Since the city’s recovery from the 1975 fiscal crisis, mayors and the media have treated the city’s budget-day announcement as a sober technocratic event. Mayor de Blasio, by contrast, used his annual unveiling of the city’s revenue and spending blueprint on May 8 as a campaign-style opportunity to push what he himself called a “progressive” agenda. The budget adds money to enforce the city’s new mandated sick-leave law for private employers, and it spends more for public housing and education. But the most controversial and fiscally explosive portion offers retroactive pay raises to the city’s teachers and, later, raises for other city employees at a projected added cost of $9 billion over four years.
The mayor calls his budget “historic” and “transcendent.” Indeed, for the first time since New York recovered from its near-bankruptcy of the 1970s, the city is willing explicitly to spend beyond its means to buy labor peace. The new teachers’ contract, including $4.3 billion in retroactive pay raises back to 2009, is the acute example.
De Blasio’s plan to march New York right back to the brink of bankruptcy might be stopped by a sort of mayoral safety net put in place after the debacle of the 70s:
After the fiscal crisis of the ’70s, New York state and city set up institutional checks and balances to make sure that no mayor can ruin the city again. Mr. Stringer and State Comptroller Thomas DiNapoli serve on the state’s Financial Control Board, ultimately controlled by Gov. Andrew Cuomo.
The board can take over if it finds an operating deficit of more than $100 million, or if it finds the city is borrowing for operating expenses. Proper accounting for the teachers’ deal would expose the city as committing both of those sins.
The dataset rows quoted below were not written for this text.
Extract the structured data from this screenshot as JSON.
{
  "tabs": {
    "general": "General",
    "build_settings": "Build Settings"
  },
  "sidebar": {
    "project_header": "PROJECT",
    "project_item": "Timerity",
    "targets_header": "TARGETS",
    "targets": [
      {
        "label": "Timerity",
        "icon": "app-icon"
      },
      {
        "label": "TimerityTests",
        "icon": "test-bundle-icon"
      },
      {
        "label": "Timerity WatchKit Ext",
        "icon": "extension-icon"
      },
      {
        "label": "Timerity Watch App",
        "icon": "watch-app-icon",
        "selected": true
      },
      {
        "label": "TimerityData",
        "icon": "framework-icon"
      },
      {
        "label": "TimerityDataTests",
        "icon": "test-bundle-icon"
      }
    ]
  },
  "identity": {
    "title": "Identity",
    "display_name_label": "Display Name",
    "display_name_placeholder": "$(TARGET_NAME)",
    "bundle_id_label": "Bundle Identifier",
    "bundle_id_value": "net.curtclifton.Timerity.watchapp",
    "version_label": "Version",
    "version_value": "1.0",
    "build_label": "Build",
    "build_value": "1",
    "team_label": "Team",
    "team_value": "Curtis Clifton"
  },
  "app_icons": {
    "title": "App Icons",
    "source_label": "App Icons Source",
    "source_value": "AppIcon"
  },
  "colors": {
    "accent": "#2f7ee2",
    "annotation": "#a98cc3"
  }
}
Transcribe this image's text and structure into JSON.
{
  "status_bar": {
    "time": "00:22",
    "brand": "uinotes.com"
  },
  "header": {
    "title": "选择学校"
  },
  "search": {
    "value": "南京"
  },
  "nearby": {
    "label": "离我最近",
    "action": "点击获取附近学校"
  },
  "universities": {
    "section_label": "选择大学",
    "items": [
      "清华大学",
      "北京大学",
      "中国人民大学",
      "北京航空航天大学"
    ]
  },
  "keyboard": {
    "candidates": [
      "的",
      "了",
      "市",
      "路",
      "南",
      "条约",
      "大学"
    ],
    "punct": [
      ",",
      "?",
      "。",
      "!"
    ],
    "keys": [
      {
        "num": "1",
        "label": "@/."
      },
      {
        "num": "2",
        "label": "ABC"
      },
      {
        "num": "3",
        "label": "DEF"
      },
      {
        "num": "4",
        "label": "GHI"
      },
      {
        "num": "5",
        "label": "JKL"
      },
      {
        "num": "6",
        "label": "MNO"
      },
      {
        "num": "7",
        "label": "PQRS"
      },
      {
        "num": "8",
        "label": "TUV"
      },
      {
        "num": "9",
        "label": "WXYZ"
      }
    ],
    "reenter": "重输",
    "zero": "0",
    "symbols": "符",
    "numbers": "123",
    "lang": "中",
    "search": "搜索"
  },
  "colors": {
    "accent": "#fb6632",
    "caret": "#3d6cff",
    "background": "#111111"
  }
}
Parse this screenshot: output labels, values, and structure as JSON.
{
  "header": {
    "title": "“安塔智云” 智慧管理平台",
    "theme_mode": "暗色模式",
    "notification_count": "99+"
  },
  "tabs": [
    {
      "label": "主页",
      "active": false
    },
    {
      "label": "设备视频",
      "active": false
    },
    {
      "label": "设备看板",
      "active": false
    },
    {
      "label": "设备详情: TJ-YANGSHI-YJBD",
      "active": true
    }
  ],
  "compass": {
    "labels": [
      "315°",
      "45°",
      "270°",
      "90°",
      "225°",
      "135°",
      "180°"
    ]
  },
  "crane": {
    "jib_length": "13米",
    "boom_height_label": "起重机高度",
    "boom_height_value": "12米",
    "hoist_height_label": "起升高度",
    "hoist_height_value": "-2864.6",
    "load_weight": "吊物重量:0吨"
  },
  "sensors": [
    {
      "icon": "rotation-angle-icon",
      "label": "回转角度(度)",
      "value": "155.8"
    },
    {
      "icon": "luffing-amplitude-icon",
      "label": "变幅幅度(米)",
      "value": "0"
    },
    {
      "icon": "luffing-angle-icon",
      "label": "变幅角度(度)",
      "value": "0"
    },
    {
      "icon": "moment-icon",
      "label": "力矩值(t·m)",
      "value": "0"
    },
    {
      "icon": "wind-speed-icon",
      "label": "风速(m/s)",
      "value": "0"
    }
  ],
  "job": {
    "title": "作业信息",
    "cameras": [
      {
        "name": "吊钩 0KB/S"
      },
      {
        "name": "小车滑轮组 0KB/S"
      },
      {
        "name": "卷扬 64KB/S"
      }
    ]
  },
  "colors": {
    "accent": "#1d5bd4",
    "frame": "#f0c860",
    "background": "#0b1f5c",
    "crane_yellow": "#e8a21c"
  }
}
Read the whole thing, and remember that de Blasio won in a landslide, 72.2% to 24%. For reasons I’ve not seen satisfactorily explained—but which I think represented lack of enthusiasm for both candidates—the turnout in that election was a record low of 24%.